Commander Scott Altman, Pilot Duane Carey, Flight Engineer Nancy Currie and spacewalkers John Grunsfeld, Rick Linnehan, Jim Newman and Mike Massimino blasted off of Launch Pad 39-A at the Kennedy Space Center at 5:22 a.m. Central time as Hubble orbited just west of Sarasota, Florida at an altitude of about 360 miles. Because of its brightness and elevation, the telescope was visible in the pre-dawn sky over the launch site as Columbia began its pursuit.
Less than nine minutes later, the pioneer shuttle was in orbit for the first time since July 1999, following an extensive modification period in which many of its systems were replaced and enhanced.
Columbia began a two-day chase to reach Hubble for its fourth service call, in which the observatory's solar arrays, main power switching unit, and a gyroscopic pointing mechanism will be replaced by newer components. In addition, the spacewalkers will also install a new scientific instrument ten times more powerful than the Hubble's Wide Field Planetary Camera to survey the universe and will attempt to restore an infrared instrument through the installation of a cooling system and an external radiator.
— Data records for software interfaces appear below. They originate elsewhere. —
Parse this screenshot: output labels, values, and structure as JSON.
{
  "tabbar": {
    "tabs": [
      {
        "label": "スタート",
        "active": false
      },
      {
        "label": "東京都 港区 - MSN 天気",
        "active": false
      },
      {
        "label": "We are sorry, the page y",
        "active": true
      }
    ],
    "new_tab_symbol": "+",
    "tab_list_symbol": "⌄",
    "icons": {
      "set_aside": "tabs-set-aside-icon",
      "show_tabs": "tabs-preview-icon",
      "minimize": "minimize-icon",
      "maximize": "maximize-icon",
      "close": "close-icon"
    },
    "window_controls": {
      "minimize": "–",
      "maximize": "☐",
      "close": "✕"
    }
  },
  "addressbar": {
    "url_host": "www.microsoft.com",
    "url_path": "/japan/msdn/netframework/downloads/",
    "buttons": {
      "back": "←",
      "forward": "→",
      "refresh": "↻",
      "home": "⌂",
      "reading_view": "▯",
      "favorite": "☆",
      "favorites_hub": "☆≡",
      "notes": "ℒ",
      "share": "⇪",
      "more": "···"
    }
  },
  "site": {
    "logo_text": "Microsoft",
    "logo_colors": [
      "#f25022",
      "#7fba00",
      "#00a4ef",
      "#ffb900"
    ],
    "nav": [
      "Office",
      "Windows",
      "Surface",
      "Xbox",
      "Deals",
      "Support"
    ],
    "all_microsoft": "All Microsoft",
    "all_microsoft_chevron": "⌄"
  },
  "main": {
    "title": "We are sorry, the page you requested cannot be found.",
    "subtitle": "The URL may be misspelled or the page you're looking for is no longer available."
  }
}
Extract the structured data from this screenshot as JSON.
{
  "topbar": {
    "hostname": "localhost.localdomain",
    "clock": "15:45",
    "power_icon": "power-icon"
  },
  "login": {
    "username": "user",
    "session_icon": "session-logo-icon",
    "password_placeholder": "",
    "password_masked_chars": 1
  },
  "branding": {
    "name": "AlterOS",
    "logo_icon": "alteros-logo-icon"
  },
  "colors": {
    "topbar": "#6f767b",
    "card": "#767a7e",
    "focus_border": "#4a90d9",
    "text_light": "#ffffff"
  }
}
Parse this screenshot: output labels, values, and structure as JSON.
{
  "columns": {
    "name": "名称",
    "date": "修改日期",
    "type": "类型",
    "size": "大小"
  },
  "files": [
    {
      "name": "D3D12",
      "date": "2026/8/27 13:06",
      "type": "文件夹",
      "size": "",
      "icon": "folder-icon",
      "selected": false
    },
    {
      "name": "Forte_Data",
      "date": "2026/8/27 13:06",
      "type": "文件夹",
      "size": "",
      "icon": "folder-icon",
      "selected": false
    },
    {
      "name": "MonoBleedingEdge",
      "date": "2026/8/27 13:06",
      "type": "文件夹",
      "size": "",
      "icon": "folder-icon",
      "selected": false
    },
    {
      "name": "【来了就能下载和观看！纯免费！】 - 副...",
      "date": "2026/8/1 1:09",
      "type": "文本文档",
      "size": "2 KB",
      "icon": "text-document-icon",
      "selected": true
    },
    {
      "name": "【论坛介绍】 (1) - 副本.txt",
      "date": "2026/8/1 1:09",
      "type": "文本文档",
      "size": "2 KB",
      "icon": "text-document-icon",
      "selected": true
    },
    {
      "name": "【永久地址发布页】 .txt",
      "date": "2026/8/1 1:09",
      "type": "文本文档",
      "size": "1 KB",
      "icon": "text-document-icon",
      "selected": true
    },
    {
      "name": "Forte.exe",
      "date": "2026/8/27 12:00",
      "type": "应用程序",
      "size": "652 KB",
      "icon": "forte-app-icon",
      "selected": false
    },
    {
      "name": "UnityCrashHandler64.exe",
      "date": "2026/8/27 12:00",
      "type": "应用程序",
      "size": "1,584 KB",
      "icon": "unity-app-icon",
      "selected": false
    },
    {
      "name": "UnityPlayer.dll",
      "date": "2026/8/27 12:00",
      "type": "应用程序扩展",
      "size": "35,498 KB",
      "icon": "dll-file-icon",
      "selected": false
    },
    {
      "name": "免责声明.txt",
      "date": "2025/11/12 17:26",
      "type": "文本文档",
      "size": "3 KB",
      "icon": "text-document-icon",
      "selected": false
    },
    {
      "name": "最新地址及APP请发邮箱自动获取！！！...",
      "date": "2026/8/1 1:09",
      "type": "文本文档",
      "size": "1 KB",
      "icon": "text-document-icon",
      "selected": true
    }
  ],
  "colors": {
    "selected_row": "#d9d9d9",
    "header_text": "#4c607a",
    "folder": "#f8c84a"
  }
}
If all goes as planned, Currie will use Columbia's robot arm to grapple Hubble shortly after 3 a.m. CST on Sunday, setting the stage for five consecutive days of servicing spacewalks beginning early Monday morning.
Columbia's crew will spend the next few hours unpacking equipment, setting up computers and conducting the first of periodic engine firings that will occur over the next two days to refine the shuttle's approach to Hubble. The shuttle crew will begin its first sleep period at 12:22 p.m. CST and will be awakened at 8:22 p.m. this evening to begin its first full day in orbit, designed to test the ship's robot arm, spacesuits and rendezvous equipment which will be used over the next few days.